For example, take the keymapping above but suppose I mistype:
that is I missed the "g" in </g>. If I run XBMC and then look at xbmc.log I find:
INFO: Loading special://masterprofile/keymaps/keyboard.xml ERROR: Error loading keymap: special://masterprofile/keymaps/keyboard.xml, Line 4 Error reading end tag.
Finally, the Notification action can useful when you're testing your key mappings as it displays a little message at the bottom right of the screen to confirm XBMC has processed the keystroke. A typical example would be:
<g mod="ctrl">Notification(This is the title, This is the message, 3)</g>
and the last argument, 3, is the number of seconds to display the message.
The ultimate reference for the possible keynames and actions is the XBMC source code and in particular the source file ButtonTranslator.cpp, which you can find at https://github.com/xbmc/xbmc/blob/master/xbmc/input/ButtonTranslator.cpp
For the key names look for the function CButtonTranslator::TranslateKeyboardString.
For the actions look for "static const ActionMapping actions".
For the sections look for "static const ActionMapping windows".
Finally, there are four key modifiers you can use in key mappings:
- ctrl or control
- win or super (the Windows key)

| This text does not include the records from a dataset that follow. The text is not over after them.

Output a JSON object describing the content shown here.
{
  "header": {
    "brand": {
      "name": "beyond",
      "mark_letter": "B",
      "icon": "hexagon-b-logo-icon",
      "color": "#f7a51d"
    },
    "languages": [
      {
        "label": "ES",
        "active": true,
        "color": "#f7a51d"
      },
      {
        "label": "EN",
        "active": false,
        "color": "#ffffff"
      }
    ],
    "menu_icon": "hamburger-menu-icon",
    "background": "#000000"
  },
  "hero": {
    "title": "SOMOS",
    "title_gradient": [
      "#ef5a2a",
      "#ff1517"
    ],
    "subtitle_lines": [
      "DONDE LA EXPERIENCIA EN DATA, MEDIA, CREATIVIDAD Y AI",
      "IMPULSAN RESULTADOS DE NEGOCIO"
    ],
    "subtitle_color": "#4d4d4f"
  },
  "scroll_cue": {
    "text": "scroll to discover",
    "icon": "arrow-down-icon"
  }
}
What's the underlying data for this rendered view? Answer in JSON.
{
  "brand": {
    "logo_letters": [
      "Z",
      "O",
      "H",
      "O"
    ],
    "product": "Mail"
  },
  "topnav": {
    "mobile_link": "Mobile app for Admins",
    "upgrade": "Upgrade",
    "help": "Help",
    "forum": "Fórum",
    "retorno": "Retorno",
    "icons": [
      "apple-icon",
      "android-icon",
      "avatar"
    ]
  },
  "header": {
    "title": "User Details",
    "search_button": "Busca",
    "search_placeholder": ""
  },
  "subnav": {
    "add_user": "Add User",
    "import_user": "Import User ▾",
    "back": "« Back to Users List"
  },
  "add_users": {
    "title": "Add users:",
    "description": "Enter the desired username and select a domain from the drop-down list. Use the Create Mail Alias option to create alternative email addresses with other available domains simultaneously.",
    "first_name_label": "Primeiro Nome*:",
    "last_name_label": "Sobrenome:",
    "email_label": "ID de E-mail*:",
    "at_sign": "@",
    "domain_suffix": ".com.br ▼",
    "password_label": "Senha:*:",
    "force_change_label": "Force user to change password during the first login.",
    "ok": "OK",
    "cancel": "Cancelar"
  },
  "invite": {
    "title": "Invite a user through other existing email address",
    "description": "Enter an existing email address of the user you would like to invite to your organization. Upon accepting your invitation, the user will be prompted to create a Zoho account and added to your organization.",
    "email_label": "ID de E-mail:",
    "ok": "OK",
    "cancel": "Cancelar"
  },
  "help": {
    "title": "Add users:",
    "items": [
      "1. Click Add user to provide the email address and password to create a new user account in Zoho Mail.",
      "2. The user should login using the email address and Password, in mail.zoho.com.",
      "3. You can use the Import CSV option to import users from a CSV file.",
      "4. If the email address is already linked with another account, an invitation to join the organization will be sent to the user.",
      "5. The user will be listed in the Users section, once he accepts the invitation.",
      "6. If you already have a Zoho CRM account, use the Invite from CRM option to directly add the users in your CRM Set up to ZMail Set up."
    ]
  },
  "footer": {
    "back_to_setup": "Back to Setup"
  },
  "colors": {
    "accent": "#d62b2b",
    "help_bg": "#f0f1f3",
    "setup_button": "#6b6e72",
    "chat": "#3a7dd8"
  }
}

Note that the shift modifier can't be used alone. This is because XBMC isn't case sensitive when processing keystrokes, i.e. a g keypress is the same as a G keypress.